Film4 is grabbing headlines as its biggest film yet, Peter Jackson's adaptation of The Lovely Bones, gears up to shoot this autumn. It is just one of 12-14 films that Channel 4's film division is making this year - even more that the usual six to eight per year.
Peter Carlton used to run the now-defunct Film4 Lab but has since taken that lower-budget ethos to a variety of projects at Film4. That means a particularly busy year, says Carlton, who is now Film4's senior commissioning executive. "We've been slight victims of our own success with low-budget work," Carlton says of Film4's role with the low-budget studio Warp X (alongside the UK Film Council, Screen Yorkshire, EM Media and Optimum Releasing) as well as its own small films. Film4 also works with innovative shorts through the Cinema Extreme initiative with the Ukfc.
Warp X has its first two projects in post: hedonism-gone-wrong thriller Donkey Punch from Olly Blackburn and personal documentary Complete History by Chris Waitt. This month, shooting begins on human-trafficking thriller Hush. Two more Warp X projects are already greenlit for late 2007 and one for spring 2008.
"We're trying to mix and match the kinds of projects we work on," Carlton says of Warp X. "The ones we're starting with are genre films, but ones that hit the zeitgeist, they are about contemporary society. Genre or comedy can sometimes be the Trojan Horse to smuggle in more serious purposes."
Of course, Film4 also works with larger-budget projects. Carlton explains: "What we do at Film4 is work in two different ways - largely what Tessa (Ross, head of Film4) does is big, classy adaptations with name directors and name cast. And I work on really indigenous films with nobody you've heard of, that will offend your mother," he says with a laugh.
The coming months will show a lot of activity on both ends. David Mackenzie's Hallam Foe opens the Edinburgh International Film Festival on August 15, and the festival will also screen Anand Tucker's And When Did You Last See Your Father'
At Venice, Film4-related projects include Ken Loach's immigration drama It's A Free World, Asif Kapadia's Far North and Penny Woolcock's Exodus. Toronto will screen Sarah Gavron's Brick Lane, and the Loach and Tucker films.
In post, Film4 has Duane Hopkins' anticipated feature debut Better Things, Fabrice Du Welz's Thai-set thriller Vinyan, and Sharon Maguire's Incendiary starring Michelle Williams, Matthew Macfadyen and Ewan McGregor.

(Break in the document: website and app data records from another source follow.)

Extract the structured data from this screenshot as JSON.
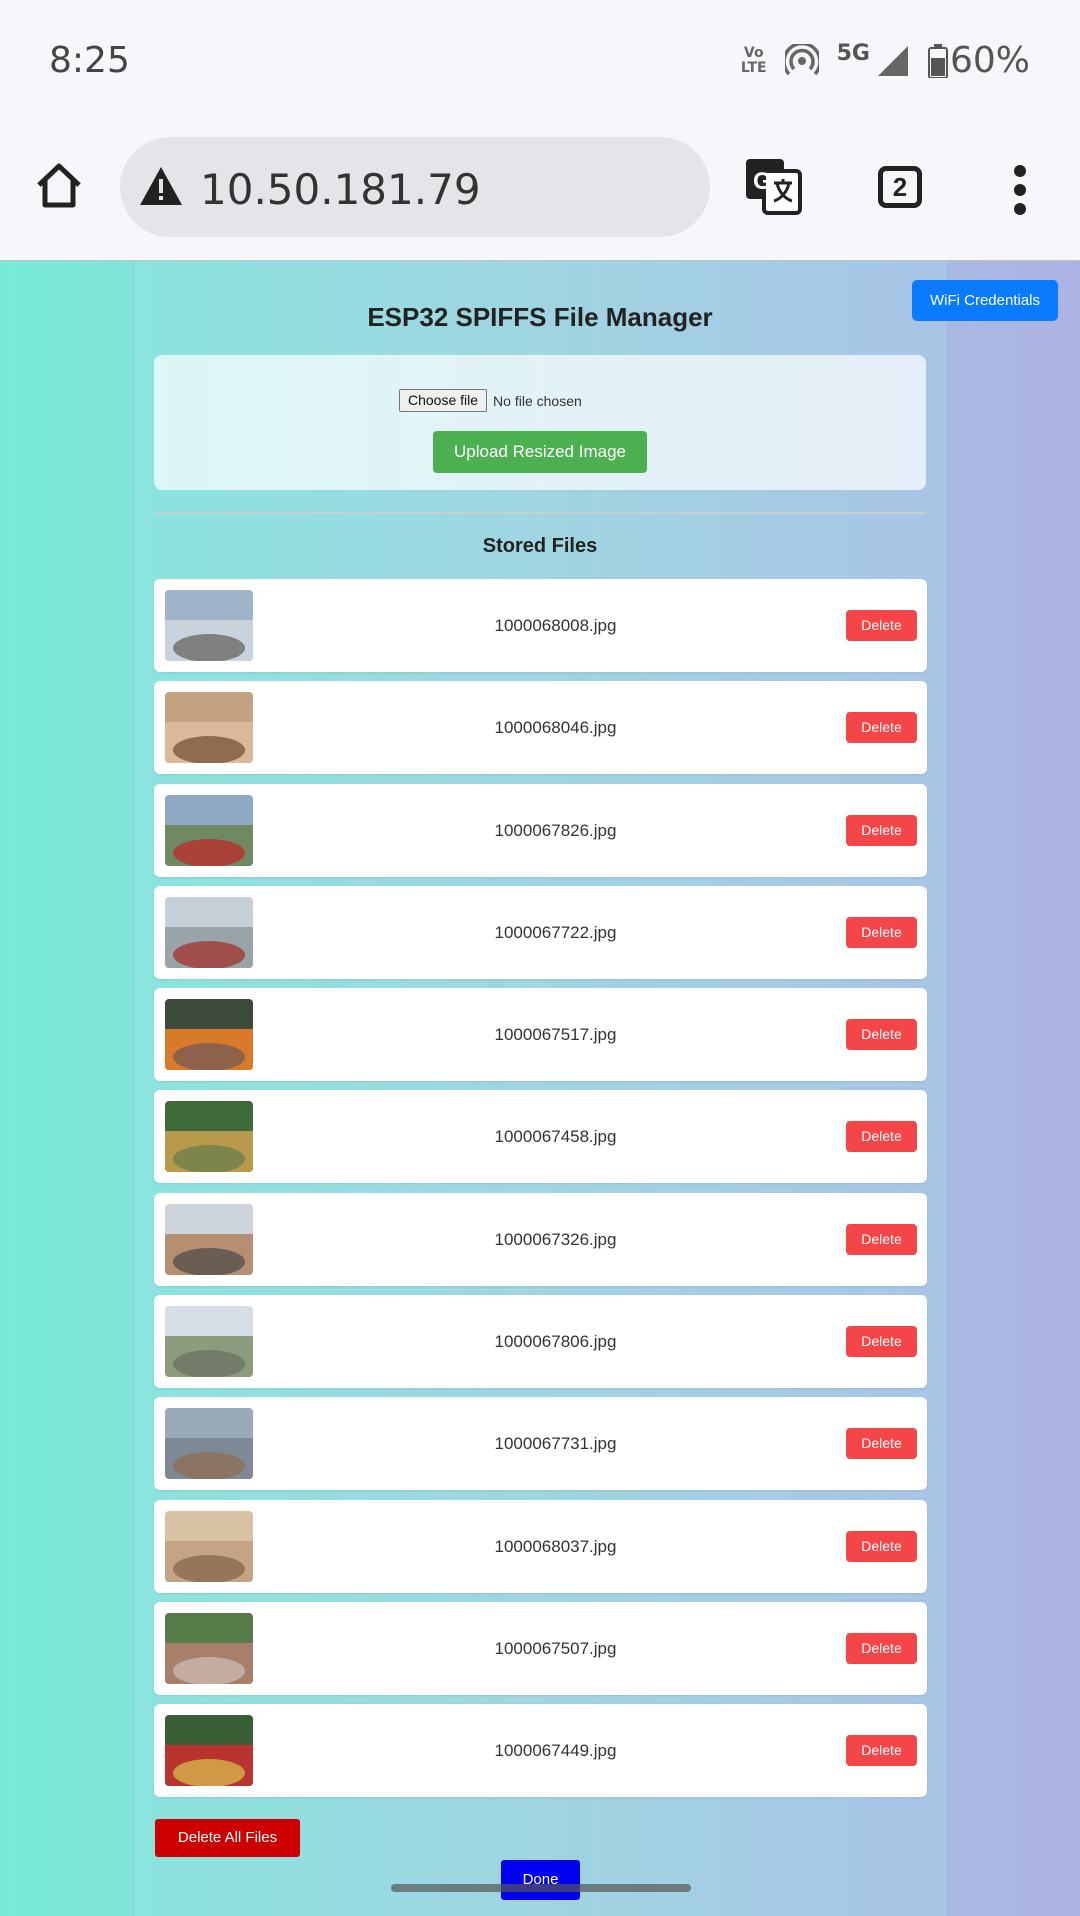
{
  "status_bar": {
    "time": "8:25",
    "volte_top": "Vo",
    "volte_bottom": "LTE",
    "network": "5G",
    "battery": "60%",
    "icons": [
      "volte-icon",
      "hotspot-icon",
      "signal-icon",
      "battery-icon"
    ]
  },
  "browser": {
    "url": "10.50.181.79",
    "tab_count": "2",
    "icons": [
      "home-icon",
      "warning-icon",
      "translate-icon",
      "menu-icon"
    ]
  },
  "page": {
    "wifi_button": "WiFi Credentials",
    "title": "ESP32 SPIFFS File Manager",
    "choose_file": "Choose file",
    "no_file": "No file chosen",
    "upload_button": "Upload Resized Image",
    "stored_title": "Stored Files",
    "delete_label": "Delete",
    "delete_all": "Delete All Files",
    "done": "Done"
  },
  "files": [
    {
      "name": "1000068008.jpg",
      "thumb": [
        "#9fb3c9",
        "#c9d3db",
        "#6d6d66"
      ]
    },
    {
      "name": "1000068046.jpg",
      "thumb": [
        "#c2a27f",
        "#d9b99a",
        "#7a5a3c"
      ]
    },
    {
      "name": "1000067826.jpg",
      "thumb": [
        "#8ea7c2",
        "#6f8a62",
        "#b8302f"
      ]
    },
    {
      "name": "1000067722.jpg",
      "thumb": [
        "#c6d0d9",
        "#9aa3a8",
        "#a23a36"
      ]
    },
    {
      "name": "1000067517.jpg",
      "thumb": [
        "#3e4b3c",
        "#d97a2b",
        "#7a5d53"
      ]
    },
    {
      "name": "1000067458.jpg",
      "thumb": [
        "#3f6a3a",
        "#b89a4d",
        "#6f7f4a"
      ]
    },
    {
      "name": "1000067326.jpg",
      "thumb": [
        "#cdd3da",
        "#b68f73",
        "#56504c"
      ]
    },
    {
      "name": "1000067806.jpg",
      "thumb": [
        "#d6dde4",
        "#8c9a7e",
        "#6e7363"
      ]
    },
    {
      "name": "1000067731.jpg",
      "thumb": [
        "#9aa9b8",
        "#7d8a95",
        "#8c6f54"
      ]
    },
    {
      "name": "1000068037.jpg",
      "thumb": [
        "#d8c2a4",
        "#c3a585",
        "#8a6a4d"
      ]
    },
    {
      "name": "1000067507.jpg",
      "thumb": [
        "#577a49",
        "#a87f6b",
        "#c9b9b0"
      ]
    },
    {
      "name": "1000067449.jpg",
      "thumb": [
        "#3a5e35",
        "#b9342e",
        "#d6b44a"
      ]
    }
  ]
}
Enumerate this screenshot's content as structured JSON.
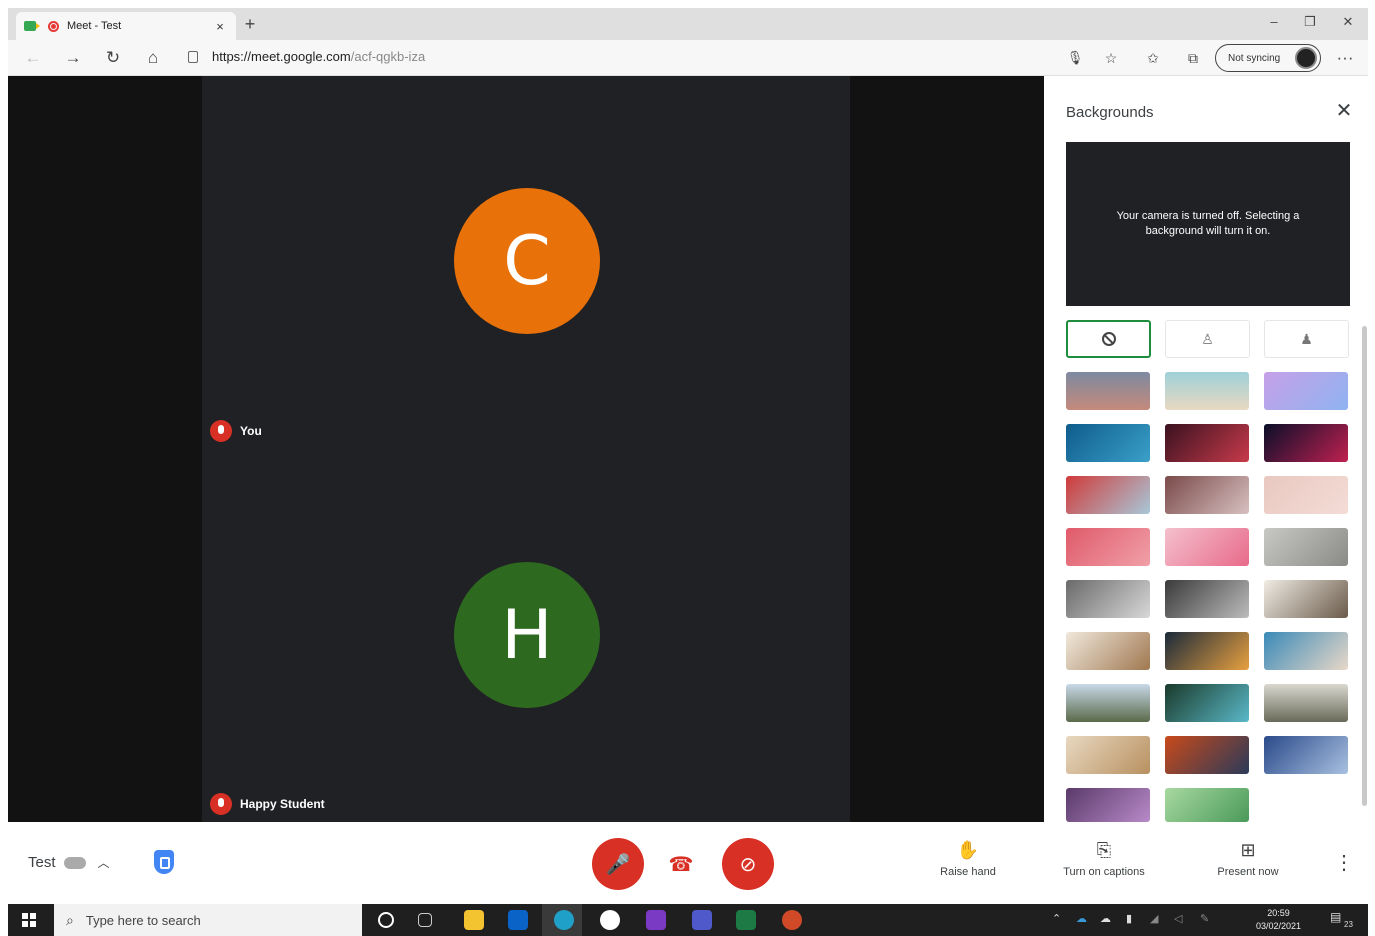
{
  "browser": {
    "tab_title": "Meet - Test",
    "tab_close": "×",
    "new_tab": "+",
    "url_host": "https://meet.google.com",
    "url_path": "/acf-qgkb-iza",
    "sync_label": "Not syncing",
    "more": "···"
  },
  "stage": {
    "participants": [
      {
        "initial": "C",
        "name": "You",
        "color": "#e8710a"
      },
      {
        "initial": "H",
        "name": "Happy Student",
        "color": "#2d6a1f"
      }
    ]
  },
  "panel": {
    "title": "Backgrounds",
    "close": "✕",
    "preview_text": "Your camera is turned off. Selecting a background will turn it on.",
    "options": [
      "no-effect",
      "slight-blur",
      "blur"
    ],
    "backgrounds": [
      "linear-gradient(180deg,#7d8aa0,#c58a7c)",
      "linear-gradient(180deg,#9fd0d8,#e8d9c2)",
      "linear-gradient(135deg,#c6a0e8,#8fb3f0)",
      "linear-gradient(135deg,#0f5c8c,#3aa0c8)",
      "linear-gradient(135deg,#3a1220,#c83a4a)",
      "linear-gradient(135deg,#0a0f2a,#c02050)",
      "linear-gradient(135deg,#d03a3a,#a8c8d8)",
      "linear-gradient(135deg,#7a4a4a,#d8c0c0)",
      "linear-gradient(135deg,#e8c8c0,#f4dcd6)",
      "linear-gradient(135deg,#e05a6a,#f0a0a8)",
      "linear-gradient(135deg,#f4c0cc,#e86a8a)",
      "linear-gradient(135deg,#c8c8c4,#8a8a86)",
      "linear-gradient(135deg,#6a6a6a,#d8d8d8)",
      "linear-gradient(135deg,#3a3a3a,#bcbcbc)",
      "linear-gradient(135deg,#f0ece4,#6a5a4a)",
      "linear-gradient(135deg,#f0e8dc,#a07850)",
      "linear-gradient(135deg,#1a2a3a,#e8a040)",
      "linear-gradient(135deg,#3a8ab8,#e8d8c8)",
      "linear-gradient(180deg,#c8d8e8,#5a6a4a)",
      "linear-gradient(135deg,#1a3a2a,#5ab8c8)",
      "linear-gradient(180deg,#d8d8d0,#6a6a5a)",
      "linear-gradient(135deg,#e8d8c0,#b89060)",
      "linear-gradient(135deg,#c84a1a,#2a3a5a)",
      "linear-gradient(135deg,#2a4a8a,#a8c0e0)",
      "linear-gradient(135deg,#5a3a6a,#b88ac8)",
      "linear-gradient(135deg,#a8d8a0,#4a9a5a)"
    ]
  },
  "bottom": {
    "meeting_name": "Test",
    "raise_hand": "Raise hand",
    "captions": "Turn on captions",
    "present": "Present now"
  },
  "taskbar": {
    "search_placeholder": "Type here to search",
    "time": "20:59",
    "date": "03/02/2021",
    "notifications": "23"
  }
}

And there are around 75 projects in development - including new adaptations such as Abi Morgan's script for Zadie Smith's On Beauty and Simon Beaufoy adapting Steven Hall's The Raw Shark Texts.
Michael Winterbottom is shooting Genova in Italy and Robert Weide is finishing How To Lose Friends And Alienate People in London and New York. In pre-production now are Gerald McMorrow's futuristic Franklyn with Eva Green; Alexis Dos Santos' Unmade Beds, about foreign twentysomethings in London; and Thomas Vinterberg's adaptation of How I Live Now (which will mark the first fictional feature from Oscar-winning documentary company Passion Pictures). In spring 2008, Xiaolu Guo will direct Thirst (working title), about a Chinese immigrant's erotic adventures in London.
Film4 is clearly committed to British film, yet the company has a wide definition of what that means - whether it is British talent working abroad or international film-makers working on British stories.
"Channel 4 and Film4 have always been very outward-looking," Carlton explains. "The UK is one of the biggest melting pots in the world and we're missing a trick by not representing that in film."
Making films is one matter, finding audiences is another. "The next step will be finding complementary ways of distribution," Carlton says. In a related move, Film4 is one of the partners on the MySpace MyMovieMashUp feature, Faintheart, by Vito Rocco. "It starts a dialogue between the audience and the film-makers. And when your movie opens, the audience is already there."
Carlton says the UK industry should not take Film4, or BBC Films (currently being restructured) for granted. "People need to be aware that it's tough for broadcasters. Broadcasters don't need to do film, so as an industry we have to give them a continuously good reason to invest in film."